New Hampshire is full of amazing natural beauty, but somehow, our state is not home to a national park. However, this weekend New Hampshire’s only national park property is having a grand celebration marking the 100th anniversary of the National Parks System.
Saint-Gaudens National Historical Site in Cornish is New Hampshire's only National Parks Property. The sight is the former home and studio of famed 20th-century sculptor Augustus Saint-Gaudens.
Saint-Guadens was a famed sculptor whose statues feature prominently all over the country, including this piece, the Sherman Monument in New York City. His work is also featured in museums, including the Metropolitan Museum of Art. Because the Cornish property served as his studio and inspiration, the historical site is dedicated to the arts. Casts of many of Saint-Gaudens' famous works dot the property, amid immaculately landscaped grounds.
Pan the Piper plays the flute for visitors walking through the gardens.
This eerie statue is hidden between hedges on the property.
The architecture and landscaping on the property are works of art in and of themselves.
The property is set near the Connecticut River. Nearby Mount Ascutney in Vermont provides a dramatic view from the home and studio.
Visitors can enjoy the view from the porch of Saint-Gauden's grand manor house.
Sit beneath the grapevines that wrap around the studio...
Or stroll along the beautifully maintained paths.
Paths that go into the surrounding woods offer visitors a taste of the New Hampshire wilderness.
This weekend, there will be a concert from 2-4 p.m. on Sunday, and admission (normally $7) will be waived to celebrate the National Parks Service Centennial.
Saint-Gaudens was just one of many artists who worked in Cornish at the turn of the century. When you're done enjoying the National Historical Site, be sure to drive around the town to see beautiful examples of other turn-of-the-century architecture.

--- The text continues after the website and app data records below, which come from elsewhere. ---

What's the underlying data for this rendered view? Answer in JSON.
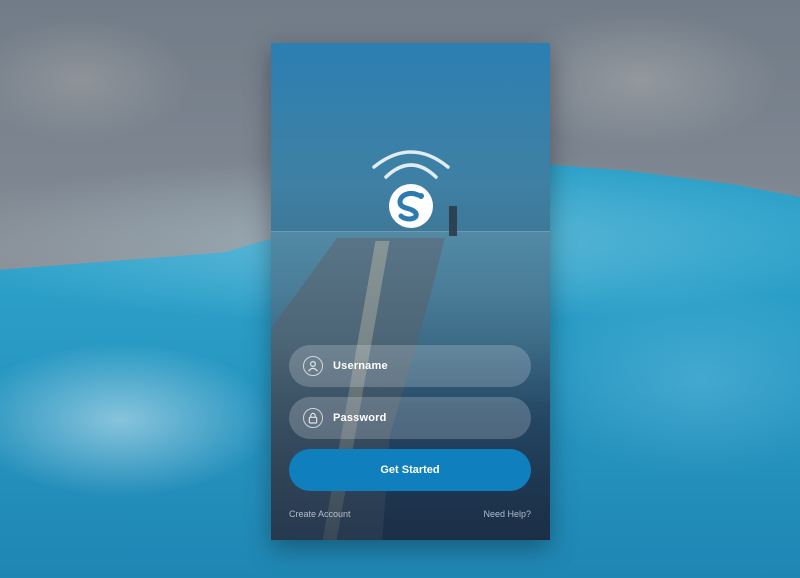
{
  "login": {
    "username_placeholder": "Username",
    "password_placeholder": "Password",
    "submit_label": "Get Started",
    "create_account_label": "Create Account",
    "help_label": "Need Help?"
  },
  "icons": {
    "brand": "app-logo-s",
    "signal": "wifi-signal-arcs",
    "username": "user-icon",
    "password": "lock-icon"
  },
  "colors": {
    "accent": "#0f7fbd",
    "field_bg": "rgba(255,255,255,0.2)"
  }
}
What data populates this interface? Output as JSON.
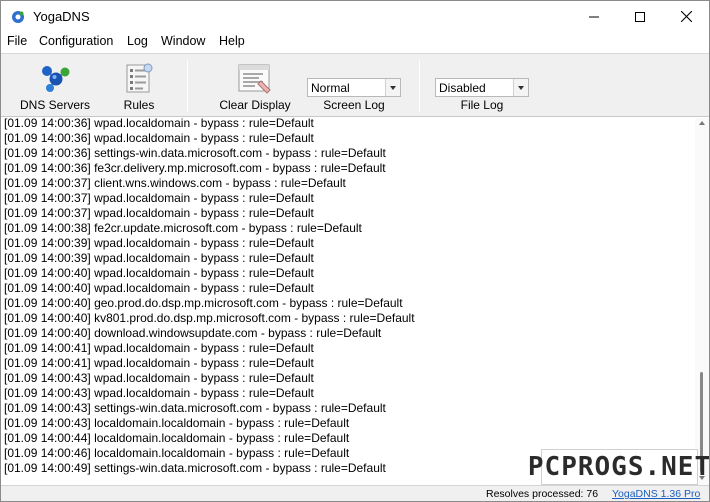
{
  "window": {
    "title": "YogaDNS"
  },
  "menu": [
    "File",
    "Configuration",
    "Log",
    "Window",
    "Help"
  ],
  "toolbar": {
    "dns_servers": "DNS Servers",
    "rules": "Rules",
    "clear_display": "Clear Display",
    "screen_log": {
      "value": "Normal",
      "caption": "Screen Log"
    },
    "file_log": {
      "value": "Disabled",
      "caption": "File Log"
    }
  },
  "log": [
    "[01.09 14:00:36] wpad.localdomain - bypass : rule=Default",
    "[01.09 14:00:36] wpad.localdomain - bypass : rule=Default",
    "[01.09 14:00:36] settings-win.data.microsoft.com - bypass : rule=Default",
    "[01.09 14:00:36] fe3cr.delivery.mp.microsoft.com - bypass : rule=Default",
    "[01.09 14:00:37] client.wns.windows.com - bypass : rule=Default",
    "[01.09 14:00:37] wpad.localdomain - bypass : rule=Default",
    "[01.09 14:00:37] wpad.localdomain - bypass : rule=Default",
    "[01.09 14:00:38] fe2cr.update.microsoft.com - bypass : rule=Default",
    "[01.09 14:00:39] wpad.localdomain - bypass : rule=Default",
    "[01.09 14:00:39] wpad.localdomain - bypass : rule=Default",
    "[01.09 14:00:40] wpad.localdomain - bypass : rule=Default",
    "[01.09 14:00:40] wpad.localdomain - bypass : rule=Default",
    "[01.09 14:00:40] geo.prod.do.dsp.mp.microsoft.com - bypass : rule=Default",
    "[01.09 14:00:40] kv801.prod.do.dsp.mp.microsoft.com - bypass : rule=Default",
    "[01.09 14:00:40] download.windowsupdate.com - bypass : rule=Default",
    "[01.09 14:00:41] wpad.localdomain - bypass : rule=Default",
    "[01.09 14:00:41] wpad.localdomain - bypass : rule=Default",
    "[01.09 14:00:43] wpad.localdomain - bypass : rule=Default",
    "[01.09 14:00:43] wpad.localdomain - bypass : rule=Default",
    "[01.09 14:00:43] settings-win.data.microsoft.com - bypass : rule=Default",
    "[01.09 14:00:43] localdomain.localdomain - bypass : rule=Default",
    "[01.09 14:00:44] localdomain.localdomain - bypass : rule=Default",
    "[01.09 14:00:46] localdomain.localdomain - bypass : rule=Default",
    "[01.09 14:00:49] settings-win.data.microsoft.com - bypass : rule=Default"
  ],
  "status": {
    "resolves": "Resolves processed: 76",
    "version": "YogaDNS 1.36 Pro"
  },
  "watermark": "PCPROGS.NET",
  "colors": {
    "toolbar_bg": "#f0f0f0",
    "link": "#1a5fbf",
    "dns_icon_blue": "#1f63c7",
    "dns_icon_green": "#3aa537"
  }
}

If you’re free this weekend, consider heading to this unique New Hampshire attraction.